This entry was written by one of our members and submitted to our YOUmoz section. The author's views below are entirely his or her own and may not reflect the views of SEOmoz, Inc. dnd drow names Imagine an elderly grandmother – we’ll call her Grandma Moz. She’s about to make her very first online purchase. She’s used a computer before, but feels some anxiety giving out her personal information over the internet. Then, just when she’s about ready to enter her credit card number, the following message pops up: What does Grandma Moz do? If she is like 30% of most internet users, she runs and hides her credit card back into her wallet never to be seen again. And the unsuspecting website loses the sale. The 30% is not a statistic based on a large data set, but rather the experience of an actual client website I work with that recently installed HTTPS on its checkout pages. Instead of seeing an increase in conversions, as would be expected, sales actually dropped after installing HTTPS. A brief investigation showed the culprit to be error messages coming from a single browser – Internet Explorer 8. FIxing the problem became an adventure. What is an HTTPS Error? HTTPS is a secure way for browsers to communicate directly with servers using encryption. Without going into the technical details (which I am not an expert on) HTTPS causes your browser’s address bar to turn green or blue on sites like PayPal and SEOmoz’s checkout pages. In Microsoft’s IE8, the overly scary security warning pops up if it detects any HTTPS errors – meaning that some part of the page has been called from a non-secure source.

My Own SEO Idaho
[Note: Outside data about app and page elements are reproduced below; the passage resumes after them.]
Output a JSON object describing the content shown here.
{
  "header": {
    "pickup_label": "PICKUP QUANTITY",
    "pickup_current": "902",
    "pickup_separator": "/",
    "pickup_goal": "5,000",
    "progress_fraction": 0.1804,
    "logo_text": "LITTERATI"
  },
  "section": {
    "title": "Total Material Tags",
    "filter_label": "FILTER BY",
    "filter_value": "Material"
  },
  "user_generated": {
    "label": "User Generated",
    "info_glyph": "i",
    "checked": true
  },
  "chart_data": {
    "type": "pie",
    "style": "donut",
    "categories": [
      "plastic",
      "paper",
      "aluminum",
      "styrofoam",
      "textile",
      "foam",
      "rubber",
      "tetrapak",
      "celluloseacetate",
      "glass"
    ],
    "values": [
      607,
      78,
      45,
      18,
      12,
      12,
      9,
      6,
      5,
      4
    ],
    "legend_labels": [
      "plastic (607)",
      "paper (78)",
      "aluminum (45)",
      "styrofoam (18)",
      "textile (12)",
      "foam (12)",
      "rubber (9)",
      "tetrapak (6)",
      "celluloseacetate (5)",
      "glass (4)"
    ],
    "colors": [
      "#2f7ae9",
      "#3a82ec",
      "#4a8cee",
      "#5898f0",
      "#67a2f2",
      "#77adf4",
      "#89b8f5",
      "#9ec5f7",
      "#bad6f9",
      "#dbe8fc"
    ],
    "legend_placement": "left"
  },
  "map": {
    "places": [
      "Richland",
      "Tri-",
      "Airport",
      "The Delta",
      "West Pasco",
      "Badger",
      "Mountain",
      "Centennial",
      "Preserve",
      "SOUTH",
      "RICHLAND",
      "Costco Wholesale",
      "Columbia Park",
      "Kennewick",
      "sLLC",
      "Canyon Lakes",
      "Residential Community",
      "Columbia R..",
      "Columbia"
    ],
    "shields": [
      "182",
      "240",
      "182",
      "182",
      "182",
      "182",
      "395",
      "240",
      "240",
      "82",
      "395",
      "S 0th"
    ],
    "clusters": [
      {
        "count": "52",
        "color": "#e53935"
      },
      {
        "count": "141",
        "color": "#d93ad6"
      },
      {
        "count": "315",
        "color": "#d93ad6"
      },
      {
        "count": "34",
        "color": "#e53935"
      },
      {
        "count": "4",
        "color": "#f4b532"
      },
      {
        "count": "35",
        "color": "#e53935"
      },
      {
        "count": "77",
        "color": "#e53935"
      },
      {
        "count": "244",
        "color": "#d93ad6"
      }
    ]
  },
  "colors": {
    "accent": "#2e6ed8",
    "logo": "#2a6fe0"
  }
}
I do much of my SEO thinking in the wee hours of the morning, when the night's still starry and the moon's still out. For some reason unknown to myself, I channel my Grandma Shirley, an artist who woke at 4am every day to start her painting. While painting at this hour, there's plenty of time for a good internal chat about SEO. It's a shame there aren't other people involved in these conversations, but my dog Lucy is really more interested in if I can crack the window open any wider, and what time we are leaving for our morning walk. 5e drow names Beyond Lucy, there just aren't many people I know that are interested in joining a conversation about SEO. Sure, I could toss out a gazillion handles of people on blogs and forums who discuss the subject matter, but I'm talking about the people I interact with in person on a daily basis. Sadly for me, I don't travel to SEO conferences, get asked to present on SEO, or hang out with cool peeps who even know what a meta tag is. Trying to elicit SEO enthusiasm from family members is not going well. Last week I was so excited when my story got posted on YOUmoz. I'd worked really hard at getting the words just the way I wanted to read in the wee hours of the night. Wanting to share my success, I sent my Dad a link to the story. I didn't hear back. My Dad visited over the weekend, and I asked what he thought about the story. He looked at me and shrugged his shoulders. "I don't know, the content matter was just over my head. I didn't really get it." This was not the feedback I was hoping for. My Dad, who used to get so amped when I'd send emails to Bill O'Reilly. (They were pretty funny emails, if I do say so myself. Written on topics like Michael Jackson, Coca-Cola, and Mary-Kate Olsen. Even though Bill never responded, I still posted them on a website and shared links with my family and friends. Feedback was positive: "Write more!") Lately, I tried drumming up some SEO chat with my husband over dinner. At the end of the day, it's damn skippy hard to get people not in the technology field interested in discussing SEO. I don't come from a family of SEOers , or surround myself with people who have vested interests in SERPs. The kind of company I keep thinks Vanessa Fox is a Hollywood actress. {Note to Vanessa: Sorry Vanessa! I totally think you're a super-hero rock star.} Given the lukewarm to cold reception my conversation efforts have been met with, outside of random blog posts, I guess I'll have to keep my SEO conversations to myself.